For Pride Month, FN is spotlighting LGBTQIA+ executives, entrepreneurs and designers as part of its ongoing commitment to champion diversity across all areas of the footwear business.
While the celebration of Pride Month every year is a joyous occasion, this year’s festivities feel bigger, more impactful and meaningful.
“It feels more celebratory than ever,” Mich Miller, a Los Angeles-based painter, printmaker and muralist tells FN. “I think that there’s a lot of threading through time that’s happening — an example of that being COVID-19 was very much a mirror of AIDS, and for a lot of young people they really don’t have a way to connect or relate to how that was. Millions of people passed away — mostly queer people and [now] coming out of a really hard time and having experienced a large loss as a nation, I think that resilience and the celebration in that and coming back together after isolation heightens Pride for me and for us.”
Fellow artist and also dancer and fashion enthusiast Tyris Winter echoed similar sentiments, expressing: “Pride Month is definitely a celebration of where we’ve come from and where we’re going to go… especially coming out of the pandemic.”
Both Miller and Winter starred in Vans 2021 pride campaign, which spotlights creatives in the LGBTQIA+ community, who use their art to embrace their most authentic selves — whether that be ethnicity, gender identity or sexual orientation.
As for Winter, this ability to be comfortable in his own skin — let alone express himself publicly through art was born out of adversity, something he says is true for most queer artists.
“A lot of people choose art as a result of going through something very tragic. I think it’s a direct correlation that a lot of artists happen to be queer because to be queer is to go through this inner turmoil of if the world will accept me, so a lot of my art focuses on finding the self acceptance that I can hold within myself and finding within the world and in my community. How I intertwine that in my art is just to really express what I never could… what I want to be and what I wanted to be,” Winter said.
Winter’s expression is realized through poetry and his sense of style. “I pay homage to the Black beauty of the ’70s and the disco era… and I didn’t have the opportunity to do that growing up. So, for me, fashion is an art form in itself where I use my body as the muse.”
While Winter uses fashion in the form of sparkly jumpsuits and platform boots, Miller expresses themselves through abstract art and also pays homage to the queer pioneers who have paved the way. “I started making art in high school as a way to connect with other people and ultimately just stuck with it because it was a way of, you know, really having control of my own time to be expressive and creative and as a way to make a living and be sustainable,” they said.
“I’m always using a lot of color and [I] stay really playful and present. But I also look a lot to queer histories for inspiration.

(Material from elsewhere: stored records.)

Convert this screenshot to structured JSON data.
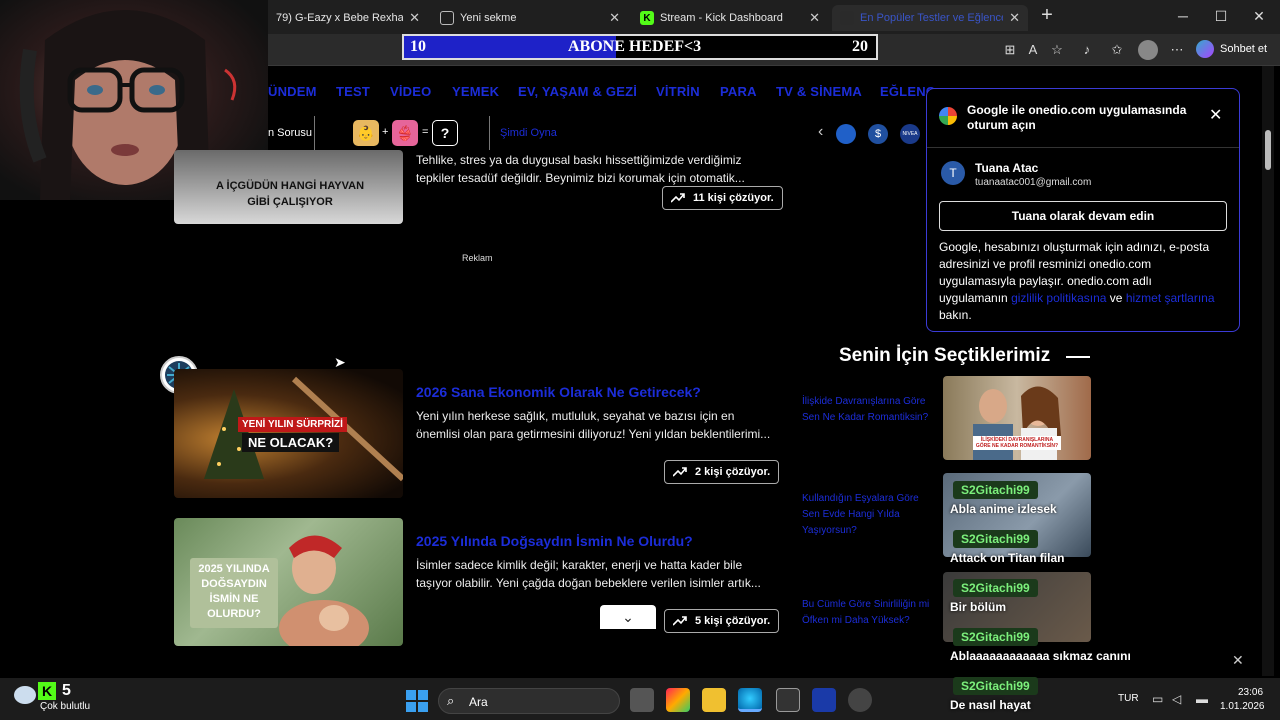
{
  "browser": {
    "tabs": [
      {
        "title": "79) G-Eazy x Bebe Rexha - Me, M",
        "icon": "youtube-icon"
      },
      {
        "title": "Yeni sekme",
        "icon": "newtab-icon"
      },
      {
        "title": "Stream - Kick Dashboard",
        "icon": "kick-icon"
      },
      {
        "title": "En Popüler Testler ve Eğlenceli Q",
        "icon": "onedio-icon"
      }
    ],
    "new_tab": "+",
    "minimize": "─",
    "maximize": "☐",
    "close": "✕",
    "sohbet": "Sohbet et"
  },
  "overlay": {
    "goal_start": "10",
    "goal_label": "ABONE HEDEF<3",
    "goal_end": "20",
    "goal_progress": 0.45
  },
  "nav": {
    "items": [
      "ÜNDEM",
      "TEST",
      "VİDEO",
      "YEMEK",
      "EV, YAŞAM & GEZİ",
      "VİTRİN",
      "PARA",
      "TV & SİNEMA",
      "EĞLENC"
    ]
  },
  "subbar": {
    "label": "n Sorusu",
    "plus": "+",
    "equals": "=",
    "question": "?",
    "play_now": "Şimdi Oyna",
    "prev_arrow": "‹",
    "nivea": "NIVEA"
  },
  "cards": [
    {
      "thumb_text": "A İÇGÜDÜN HANGİ HAYVAN GİBİ ÇALIŞIYOR",
      "title": "",
      "desc1": "Tehlike, stres ya da duygusal baskı hissettiğimizde verdiğimiz",
      "desc2": "tepkiler tesadüf değildir. Beynimiz bizi korumak için otomatik...",
      "solve": "11 kişi çözüyor."
    },
    {
      "thumb_text1": "YENİ YILIN SÜRPRİZİ",
      "thumb_text2": "NE OLACAK?",
      "title": "2026 Sana Ekonomik Olarak Ne Getirecek?",
      "desc1": "Yeni yılın herkese sağlık, mutluluk, seyahat ve bazısı için en",
      "desc2": "önemlisi olan para getirmesini diliyoruz! Yeni yıldan beklentilerimi...",
      "solve": "2 kişi çözüyor."
    },
    {
      "thumb_text": "2025 YILINDA DOĞSAYDIN İSMİN NE OLURDU?",
      "title": "2025 Yılında Doğsaydın İsmin Ne Olurdu?",
      "desc1": "İsimler sadece kimlik değil; karakter, enerji ve hatta kader bile",
      "desc2": "taşıyor olabilir. Yeni çağda doğan bebeklere verilen isimler artık...",
      "solve": "5 kişi çözüyor."
    }
  ],
  "ad_label": "Reklam",
  "google_popup": {
    "title": "Google ile onedio.com uygulamasında oturum açın",
    "user_initial": "T",
    "user_name": "Tuana Atac",
    "user_email": "tuanaatac001@gmail.com",
    "continue_button": "Tuana olarak devam edin",
    "body1": "Google, hesabınızı oluşturmak için adınızı, e-posta",
    "body2": "adresinizi ve profil resminizi onedio.com",
    "body3": "uygulamasıyla paylaşır. onedio.com adlı",
    "body4_pre": "uygulamanın",
    "privacy_link": "gizlilik politikasına",
    "body4_mid": "ve",
    "terms_link": "hizmet şartlarına",
    "body5": "bakın.",
    "close": "✕"
  },
  "suggestions": {
    "heading": "Senin İçin Seçtiklerimiz",
    "links": [
      "İlişkide Davranışlarına Göre Sen Ne Kadar Romantiksin?",
      "Kullandığın Eşyalara Göre Sen Evde Hangi Yılda Yaşıyorsun?",
      "Bu Cümle Göre Sinirliliğin mi Öfken mi Daha Yüksek?"
    ],
    "thumb_caption": "İLİŞKİDEKİ DAVRANIŞLARINA GÖRE NE KADAR ROMANTİKSİN?"
  },
  "chat": [
    {
      "name": "S2Gitachi99",
      "message": "Abla anime izlesek"
    },
    {
      "name": "S2Gitachi99",
      "message": "Attack on Titan filan"
    },
    {
      "name": "S2Gitachi99",
      "message": "Bir bölüm"
    },
    {
      "name": "S2Gitachi99",
      "message": "Ablaaaaaaaaaaaa sıkmaz canını"
    },
    {
      "name": "S2Gitachi99",
      "message": "De nasıl hayat"
    }
  ],
  "taskbar": {
    "weather_value": "5",
    "weather_text": "Çok bulutlu",
    "search_placeholder": "Ara",
    "lang": "TUR",
    "time": "23:06",
    "date": "1.01.2026"
  },
  "page_close": "✕"
}
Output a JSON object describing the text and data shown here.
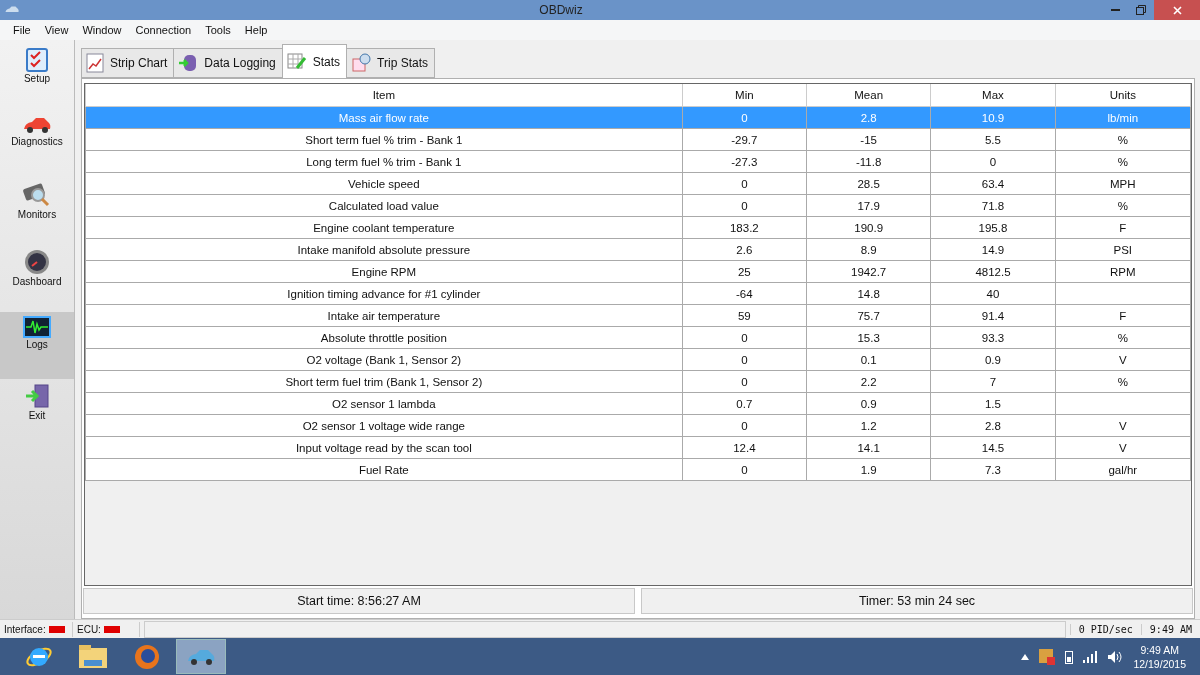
{
  "window": {
    "title": "OBDwiz"
  },
  "menu": [
    "File",
    "View",
    "Window",
    "Connection",
    "Tools",
    "Help"
  ],
  "sidebar": [
    {
      "label": "Setup",
      "kind": "setup",
      "selected": false
    },
    {
      "label": "Diagnostics",
      "kind": "diagnostics",
      "selected": false
    },
    {
      "label": "Monitors",
      "kind": "monitors",
      "selected": false
    },
    {
      "label": "Dashboard",
      "kind": "dashboard",
      "selected": false
    },
    {
      "label": "Logs",
      "kind": "logs",
      "selected": true
    },
    {
      "label": "Exit",
      "kind": "exit",
      "selected": false
    }
  ],
  "tabs": [
    {
      "label": "Strip Chart",
      "kind": "chart",
      "selected": false
    },
    {
      "label": "Data Logging",
      "kind": "database",
      "selected": false
    },
    {
      "label": "Stats",
      "kind": "stats",
      "selected": true
    },
    {
      "label": "Trip Stats",
      "kind": "trip",
      "selected": false
    }
  ],
  "table": {
    "columns": [
      "Item",
      "Min",
      "Mean",
      "Max",
      "Units"
    ],
    "rows": [
      {
        "cells": [
          "Mass air flow rate",
          "0",
          "2.8",
          "10.9",
          "lb/min"
        ],
        "selected": true
      },
      {
        "cells": [
          "Short term fuel % trim - Bank 1",
          "-29.7",
          "-15",
          "5.5",
          "%"
        ],
        "selected": false
      },
      {
        "cells": [
          "Long term fuel % trim - Bank 1",
          "-27.3",
          "-11.8",
          "0",
          "%"
        ],
        "selected": false
      },
      {
        "cells": [
          "Vehicle speed",
          "0",
          "28.5",
          "63.4",
          "MPH"
        ],
        "selected": false
      },
      {
        "cells": [
          "Calculated load value",
          "0",
          "17.9",
          "71.8",
          "%"
        ],
        "selected": false
      },
      {
        "cells": [
          "Engine coolant temperature",
          "183.2",
          "190.9",
          "195.8",
          "F"
        ],
        "selected": false
      },
      {
        "cells": [
          "Intake manifold absolute pressure",
          "2.6",
          "8.9",
          "14.9",
          "PSI"
        ],
        "selected": false
      },
      {
        "cells": [
          "Engine RPM",
          "25",
          "1942.7",
          "4812.5",
          "RPM"
        ],
        "selected": false
      },
      {
        "cells": [
          "Ignition timing advance for #1 cylinder",
          "-64",
          "14.8",
          "40",
          ""
        ],
        "selected": false
      },
      {
        "cells": [
          "Intake air temperature",
          "59",
          "75.7",
          "91.4",
          "F"
        ],
        "selected": false
      },
      {
        "cells": [
          "Absolute throttle position",
          "0",
          "15.3",
          "93.3",
          "%"
        ],
        "selected": false
      },
      {
        "cells": [
          "O2 voltage (Bank 1, Sensor 2)",
          "0",
          "0.1",
          "0.9",
          "V"
        ],
        "selected": false
      },
      {
        "cells": [
          "Short term fuel trim (Bank 1, Sensor 2)",
          "0",
          "2.2",
          "7",
          "%"
        ],
        "selected": false
      },
      {
        "cells": [
          "O2 sensor 1 lambda",
          "0.7",
          "0.9",
          "1.5",
          ""
        ],
        "selected": false
      },
      {
        "cells": [
          "O2 sensor 1 voltage wide range",
          "0",
          "1.2",
          "2.8",
          "V"
        ],
        "selected": false
      },
      {
        "cells": [
          "Input voltage read by the scan tool",
          "12.4",
          "14.1",
          "14.5",
          "V"
        ],
        "selected": false
      },
      {
        "cells": [
          "Fuel Rate",
          "0",
          "1.9",
          "7.3",
          "gal/hr"
        ],
        "selected": false
      }
    ]
  },
  "footer": {
    "start_time": "Start time: 8:56:27 AM",
    "timer": "Timer: 53 min 24 sec"
  },
  "status_bar": {
    "indicators": [
      {
        "label": "Interface:",
        "color": "#e00000"
      },
      {
        "label": "ECU:",
        "color": "#e00000"
      }
    ],
    "rate": "0 PID/sec",
    "time": "9:49 AM"
  },
  "taskbar": {
    "apps": [
      {
        "kind": "browser-e",
        "selected": false
      },
      {
        "kind": "folder",
        "selected": false
      },
      {
        "kind": "browser-fox",
        "selected": false
      },
      {
        "kind": "car",
        "selected": true
      }
    ],
    "clock_time": "9:49 AM",
    "clock_date": "12/19/2015"
  }
}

For example, my most recent body of work is related to disco and really inspired by the disco movement, which is, of course, really related to a queer history in the history of HIV and a lot of like resilience. So, I think it is kind of like visually through color, but also inspiration through queer history,” Miller added.
Winter explains that in addition to his own evolution, he’s happy to see society’s progressing. Speaking of Lil Nas X’s 2021 BET performance in particular, he said: “[It] was so iconic and so legendary… to see us slowly becoming just able to live our lives the way we’ve been doing for like centuries is really amazing and impactful.”
However, Winter asserts there’s so much more progress to be made. “I feel there’s so far to go in regards to making queer bodies just an everyday thing. I want [society] to get to a point where me walking out in a glittering dress isn’t a spectacle. I just want it to be a normal thing.”
As he reflects on his own personal growth, Winter shared: “I would tell my [younger] sell to not be fearful. To never minimize yourself or your voice. I would definitely say to my younger self to just live every moment to the fullest because life is so short to be worried about what anybody else thinks.”
Miller is also making their younger self proud and pouring into LGBTQIA+ youth with opportunities they wish they had growing up. In 2018, Miller co-founded The Print Shop LA — a collaborative printmaking studio in Los Angeles, which offers internship opportunities, collaborative studio access and artists-in-residence programs.
“I always wanted for myself as a queer person or a younger queer person who didn’t quite fit into certain boxes that made it harder to get certain jobs. I just saw that printmaking was such an easy access for a lot of artists who are just coming up to make their own shops or maybe just like are getting started. So that felt really crucial to share with the queer community, but also just with the artists in general,” Miller shared.